■ **Supplied material**:
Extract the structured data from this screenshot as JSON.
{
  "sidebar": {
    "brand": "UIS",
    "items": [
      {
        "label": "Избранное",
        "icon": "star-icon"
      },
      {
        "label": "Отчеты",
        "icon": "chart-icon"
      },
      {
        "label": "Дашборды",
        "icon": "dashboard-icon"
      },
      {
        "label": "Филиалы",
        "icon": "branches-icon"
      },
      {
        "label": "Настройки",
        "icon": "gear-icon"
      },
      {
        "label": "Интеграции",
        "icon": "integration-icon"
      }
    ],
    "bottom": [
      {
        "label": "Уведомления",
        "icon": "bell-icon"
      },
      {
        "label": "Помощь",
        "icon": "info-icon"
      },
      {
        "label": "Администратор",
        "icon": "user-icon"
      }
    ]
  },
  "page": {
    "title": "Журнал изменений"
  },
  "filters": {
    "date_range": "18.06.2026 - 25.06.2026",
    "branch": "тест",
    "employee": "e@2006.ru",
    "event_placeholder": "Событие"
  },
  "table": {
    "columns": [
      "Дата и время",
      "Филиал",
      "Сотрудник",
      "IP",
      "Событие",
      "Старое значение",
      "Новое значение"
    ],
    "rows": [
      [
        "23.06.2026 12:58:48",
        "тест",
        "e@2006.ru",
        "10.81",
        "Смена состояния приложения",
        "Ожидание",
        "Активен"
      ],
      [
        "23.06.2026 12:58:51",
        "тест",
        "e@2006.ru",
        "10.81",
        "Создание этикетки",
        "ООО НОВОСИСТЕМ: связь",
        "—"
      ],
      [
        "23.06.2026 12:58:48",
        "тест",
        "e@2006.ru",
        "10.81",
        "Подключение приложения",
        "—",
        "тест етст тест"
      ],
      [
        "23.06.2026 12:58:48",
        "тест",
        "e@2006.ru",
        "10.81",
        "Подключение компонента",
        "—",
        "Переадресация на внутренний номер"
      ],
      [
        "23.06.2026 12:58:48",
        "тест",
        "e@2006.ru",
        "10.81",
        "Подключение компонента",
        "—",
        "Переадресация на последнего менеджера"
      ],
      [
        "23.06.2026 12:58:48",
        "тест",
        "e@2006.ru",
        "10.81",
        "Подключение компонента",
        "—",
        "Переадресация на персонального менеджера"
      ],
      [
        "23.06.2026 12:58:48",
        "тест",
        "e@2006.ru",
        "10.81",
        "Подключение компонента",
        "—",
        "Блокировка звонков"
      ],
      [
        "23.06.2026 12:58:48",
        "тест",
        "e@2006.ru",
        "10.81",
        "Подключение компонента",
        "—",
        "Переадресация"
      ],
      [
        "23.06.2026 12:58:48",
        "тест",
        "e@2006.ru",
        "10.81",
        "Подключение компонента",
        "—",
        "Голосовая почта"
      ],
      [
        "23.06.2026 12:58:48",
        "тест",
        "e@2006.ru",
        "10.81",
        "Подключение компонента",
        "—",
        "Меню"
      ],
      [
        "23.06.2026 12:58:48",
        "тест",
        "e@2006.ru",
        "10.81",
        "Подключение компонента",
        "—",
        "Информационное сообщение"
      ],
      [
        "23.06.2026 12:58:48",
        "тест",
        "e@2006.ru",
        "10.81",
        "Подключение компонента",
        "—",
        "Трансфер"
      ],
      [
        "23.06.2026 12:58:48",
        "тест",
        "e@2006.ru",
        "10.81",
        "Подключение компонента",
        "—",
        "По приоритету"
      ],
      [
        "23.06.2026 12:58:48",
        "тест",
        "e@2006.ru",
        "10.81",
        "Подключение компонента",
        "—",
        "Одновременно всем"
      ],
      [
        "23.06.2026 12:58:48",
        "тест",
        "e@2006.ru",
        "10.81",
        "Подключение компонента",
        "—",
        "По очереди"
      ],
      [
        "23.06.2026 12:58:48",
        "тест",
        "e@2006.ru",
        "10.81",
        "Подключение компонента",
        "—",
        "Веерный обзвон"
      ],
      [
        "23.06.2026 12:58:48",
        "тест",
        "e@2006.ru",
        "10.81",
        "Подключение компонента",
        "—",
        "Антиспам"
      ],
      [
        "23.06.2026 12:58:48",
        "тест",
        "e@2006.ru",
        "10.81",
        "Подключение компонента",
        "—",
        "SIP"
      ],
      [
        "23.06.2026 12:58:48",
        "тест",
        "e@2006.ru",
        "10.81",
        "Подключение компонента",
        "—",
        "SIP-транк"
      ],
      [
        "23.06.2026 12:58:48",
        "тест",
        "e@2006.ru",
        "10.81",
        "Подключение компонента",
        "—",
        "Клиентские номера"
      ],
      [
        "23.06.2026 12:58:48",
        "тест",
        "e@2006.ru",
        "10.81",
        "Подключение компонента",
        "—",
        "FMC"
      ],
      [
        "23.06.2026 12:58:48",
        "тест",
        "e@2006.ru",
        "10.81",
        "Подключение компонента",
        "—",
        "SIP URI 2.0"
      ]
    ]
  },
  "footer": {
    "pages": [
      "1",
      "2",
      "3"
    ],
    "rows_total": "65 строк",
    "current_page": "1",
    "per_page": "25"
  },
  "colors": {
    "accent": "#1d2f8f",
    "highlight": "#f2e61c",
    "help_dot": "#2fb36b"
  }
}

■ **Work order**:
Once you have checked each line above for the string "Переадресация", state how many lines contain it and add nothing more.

■ **Task output**:
4